Uganda faces significant challenges in providing access to clean and safe drinking water for its population. According to the Uganda Bureau of Statistics (UBOS) and the Ministry of Water and Environment, the national coverage for access to basic water services (1) stands at approximately 69%. However, there are notable disparities between urban and rural areas, with urban centers experiencing higher rates of access compared to rural regions.
In urban areas, approximately 79% of the population has access to basic water services, while in rural areas, only about 64% enjoy similar access. This rural-urban disparity reflects the ongoing struggle to extend water infrastructure and services to remote and underserved communities.
This rural-urban disparity underscores the severity of the water crisis, particularly in remote and underserved rural communities. While efforts have been made to improve water infrastructure and services in urban centers, rural areas continue to grapple with limited access to clean water sources. The challenges are multifaceted, encompassing not only lower rates of access but also the pervasive issues of water quality, sanitation facilities, and increased vulnerability to waterborne diseases.
Between 55%–85% of rural households in Uganda (2) access water that does not meet the minimum required standard. Poor water quality in rural areas of Uganda is attributed to factors (3) such as high population pressure and increased industrialisation, consequently leading to untreated wastewater, sewage, and other dangerous organic matter and chemicals entering the water supply system. Untreated organic matter (4) and that containing faecal coliform or parasites (5) can be harmful to the environment and the end-users. When this happens, the end-users are faced with a variety of health challenges. For instance, periodic outbreaks of waterborne diseases (6) were reported in Uganda within the period of 2009–2021 mainly due to poor water safety and hygiene-associated causes.
The Ugandan government has recognized the urgency of addressing these issues and has implemented various initiatives. In 2018, the country reported to have started implementing the Water & Environment Sector Performance Measurement Framework (2016) (7), to address the need for improved water services and sanitation measures, good governance and climate change. Despite these efforts, challenges persist, including insufficient funding, population growth outpacing infrastructure development, and the impacts of climate change on water resources. At Project Maji, we recognize the urgency of Uganda's water crisis and have decided to take action. Our commitment is clear: to directly address the local water crisis by implementing sustainable, solar-powered water solutions. Despite persistent challenges like insufficient funding and climate change impacts, we firmly believe that collaborative efforts with the government, NGOs, and international partners are the key to creating lasting change.
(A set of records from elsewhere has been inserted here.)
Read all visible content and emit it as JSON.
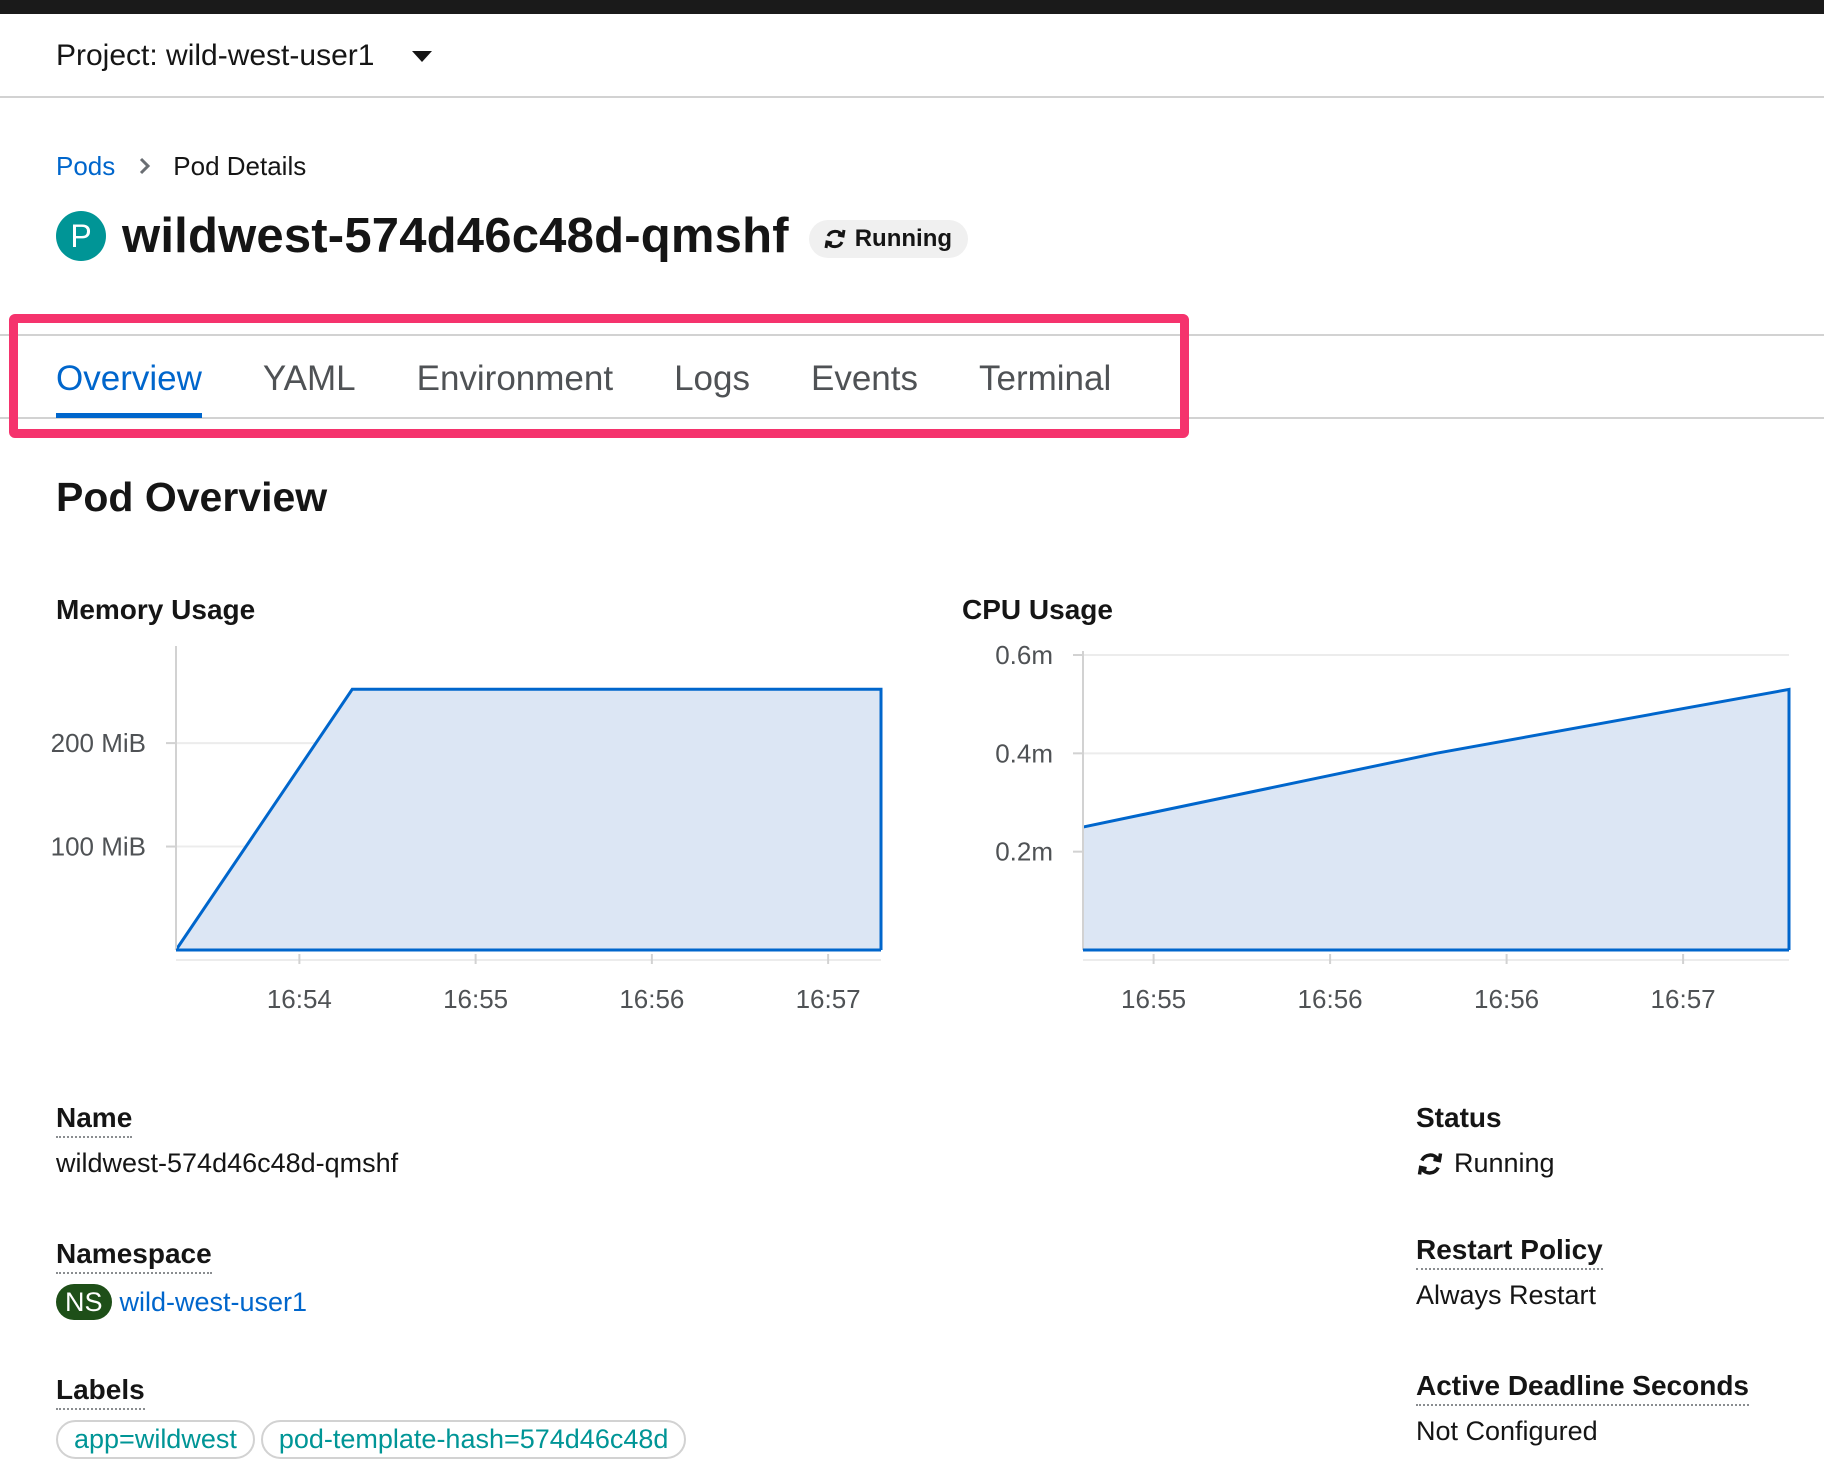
{
  "project": {
    "label": "Project: wild-west-user1"
  },
  "breadcrumb": {
    "parent": "Pods",
    "current": "Pod Details"
  },
  "pod": {
    "badge": "P",
    "name": "wildwest-574d46c48d-qmshf",
    "status": "Running"
  },
  "tabs": [
    {
      "label": "Overview",
      "active": true
    },
    {
      "label": "YAML"
    },
    {
      "label": "Environment"
    },
    {
      "label": "Logs"
    },
    {
      "label": "Events"
    },
    {
      "label": "Terminal"
    }
  ],
  "section": {
    "title": "Pod Overview"
  },
  "chart_data": [
    {
      "type": "area",
      "title": "Memory Usage",
      "xlabel": "",
      "ylabel": "",
      "x_ticks": [
        "16:54",
        "16:55",
        "16:56",
        "16:57"
      ],
      "y_ticks": [
        {
          "value": 100,
          "label": "100 MiB"
        },
        {
          "value": 200,
          "label": "200 MiB"
        }
      ],
      "ylim": [
        0,
        290
      ],
      "grid": true,
      "color": "#0066cc",
      "fill": "#dce6f4",
      "x_domain": [
        0,
        4
      ],
      "points": [
        {
          "x": 0.0,
          "y": 0
        },
        {
          "x": 1.0,
          "y": 252
        },
        {
          "x": 4.0,
          "y": 252
        }
      ],
      "x_tick_positions": [
        0.7,
        1.7,
        2.7,
        3.7
      ]
    },
    {
      "type": "area",
      "title": "CPU Usage",
      "xlabel": "",
      "ylabel": "",
      "x_ticks": [
        "16:55",
        "16:56",
        "16:56",
        "16:57"
      ],
      "y_ticks": [
        {
          "value": 0.2,
          "label": "0.2m"
        },
        {
          "value": 0.4,
          "label": "0.4m"
        },
        {
          "value": 0.6,
          "label": "0.6m"
        }
      ],
      "ylim": [
        0,
        0.6
      ],
      "grid": true,
      "color": "#0066cc",
      "fill": "#dce6f4",
      "x_domain": [
        0,
        4
      ],
      "points": [
        {
          "x": 0.0,
          "y": 0.25
        },
        {
          "x": 2.0,
          "y": 0.4
        },
        {
          "x": 4.0,
          "y": 0.53
        }
      ],
      "x_tick_positions": [
        0.4,
        1.4,
        2.4,
        3.4
      ]
    }
  ],
  "details": {
    "name": {
      "label": "Name",
      "value": "wildwest-574d46c48d-qmshf"
    },
    "namespace": {
      "label": "Namespace",
      "badge": "NS",
      "value": "wild-west-user1"
    },
    "labels": {
      "label": "Labels",
      "items": [
        "app=wildwest",
        "pod-template-hash=574d46c48d"
      ]
    },
    "status": {
      "label": "Status",
      "value": "Running"
    },
    "restart_policy": {
      "label": "Restart Policy",
      "value": "Always Restart"
    },
    "active_deadline": {
      "label": "Active Deadline Seconds",
      "value": "Not Configured"
    }
  }
}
Starting our operations in Uganda is a crucial step in this journey, and we are dedicated to bringing innovative and reliable water solutions to both urban and rural communities.